___ Dataset excerpts

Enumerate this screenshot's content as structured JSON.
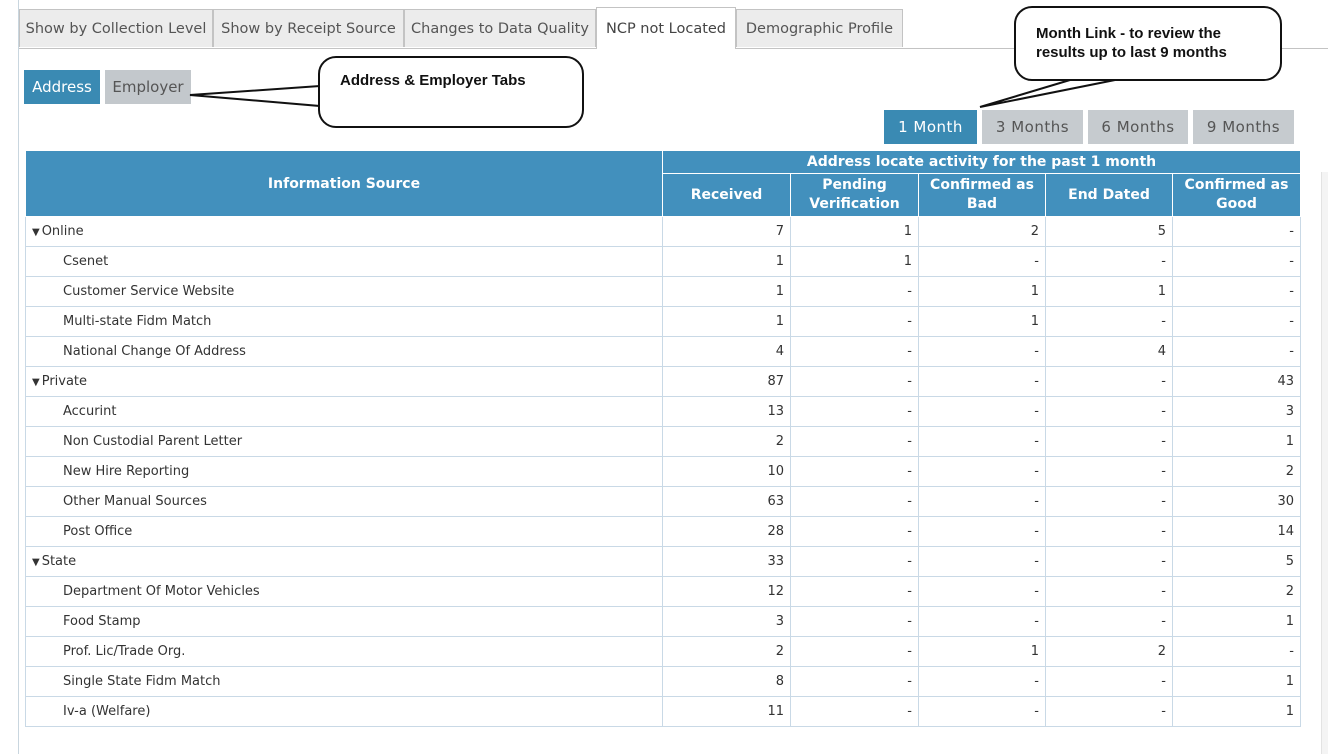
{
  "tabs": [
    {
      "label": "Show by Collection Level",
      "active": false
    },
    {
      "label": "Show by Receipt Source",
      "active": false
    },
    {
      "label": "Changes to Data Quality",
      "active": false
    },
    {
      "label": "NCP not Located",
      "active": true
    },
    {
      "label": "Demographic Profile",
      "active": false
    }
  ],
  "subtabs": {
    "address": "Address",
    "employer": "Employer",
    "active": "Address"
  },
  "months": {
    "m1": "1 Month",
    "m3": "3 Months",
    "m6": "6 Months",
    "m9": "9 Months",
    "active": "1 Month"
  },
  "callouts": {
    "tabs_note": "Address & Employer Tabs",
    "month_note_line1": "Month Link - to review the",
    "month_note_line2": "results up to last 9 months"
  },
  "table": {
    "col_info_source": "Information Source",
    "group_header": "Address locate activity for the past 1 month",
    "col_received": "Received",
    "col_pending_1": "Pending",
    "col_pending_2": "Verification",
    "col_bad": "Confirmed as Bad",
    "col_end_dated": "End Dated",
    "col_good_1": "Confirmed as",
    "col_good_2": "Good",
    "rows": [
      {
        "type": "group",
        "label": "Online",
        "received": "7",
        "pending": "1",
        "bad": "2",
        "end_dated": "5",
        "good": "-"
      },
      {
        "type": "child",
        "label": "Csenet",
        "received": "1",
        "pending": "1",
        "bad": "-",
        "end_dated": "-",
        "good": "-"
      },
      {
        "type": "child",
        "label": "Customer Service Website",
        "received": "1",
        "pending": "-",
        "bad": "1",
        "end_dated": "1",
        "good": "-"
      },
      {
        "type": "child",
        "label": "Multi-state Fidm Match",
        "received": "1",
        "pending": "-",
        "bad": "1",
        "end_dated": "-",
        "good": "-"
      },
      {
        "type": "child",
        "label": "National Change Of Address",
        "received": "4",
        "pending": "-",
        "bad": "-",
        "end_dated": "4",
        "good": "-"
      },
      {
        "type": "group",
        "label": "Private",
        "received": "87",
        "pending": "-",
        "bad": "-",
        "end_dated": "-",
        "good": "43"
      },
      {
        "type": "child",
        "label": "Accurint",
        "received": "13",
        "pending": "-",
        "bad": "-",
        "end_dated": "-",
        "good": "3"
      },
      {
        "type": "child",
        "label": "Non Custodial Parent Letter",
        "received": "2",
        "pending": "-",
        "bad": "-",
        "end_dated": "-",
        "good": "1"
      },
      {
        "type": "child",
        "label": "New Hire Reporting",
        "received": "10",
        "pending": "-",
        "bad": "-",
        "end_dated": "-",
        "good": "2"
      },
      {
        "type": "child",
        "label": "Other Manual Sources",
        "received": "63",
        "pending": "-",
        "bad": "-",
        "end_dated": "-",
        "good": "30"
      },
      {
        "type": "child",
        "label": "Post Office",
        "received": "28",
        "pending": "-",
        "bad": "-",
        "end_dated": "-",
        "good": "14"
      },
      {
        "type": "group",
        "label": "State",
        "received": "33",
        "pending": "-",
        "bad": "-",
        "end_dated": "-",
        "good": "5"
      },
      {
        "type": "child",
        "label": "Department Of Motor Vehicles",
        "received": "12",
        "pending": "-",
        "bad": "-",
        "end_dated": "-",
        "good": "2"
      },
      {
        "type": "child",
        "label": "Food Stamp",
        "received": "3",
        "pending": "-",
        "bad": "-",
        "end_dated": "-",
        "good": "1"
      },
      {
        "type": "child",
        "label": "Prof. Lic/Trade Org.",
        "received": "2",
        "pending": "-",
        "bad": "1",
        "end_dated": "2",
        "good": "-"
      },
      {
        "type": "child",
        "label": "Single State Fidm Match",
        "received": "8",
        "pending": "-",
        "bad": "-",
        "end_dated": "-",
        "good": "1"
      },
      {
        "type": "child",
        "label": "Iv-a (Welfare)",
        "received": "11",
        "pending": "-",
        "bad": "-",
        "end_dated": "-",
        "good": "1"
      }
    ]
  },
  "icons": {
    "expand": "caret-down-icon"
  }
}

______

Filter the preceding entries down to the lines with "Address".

Response for this exercise
    "address": "Address",
    "active": "Address"
    "tabs_note": "Address & Employer Tabs",
    "group_header": "Address locate activity for the past 1 month",
        "label": "National Change Of Address",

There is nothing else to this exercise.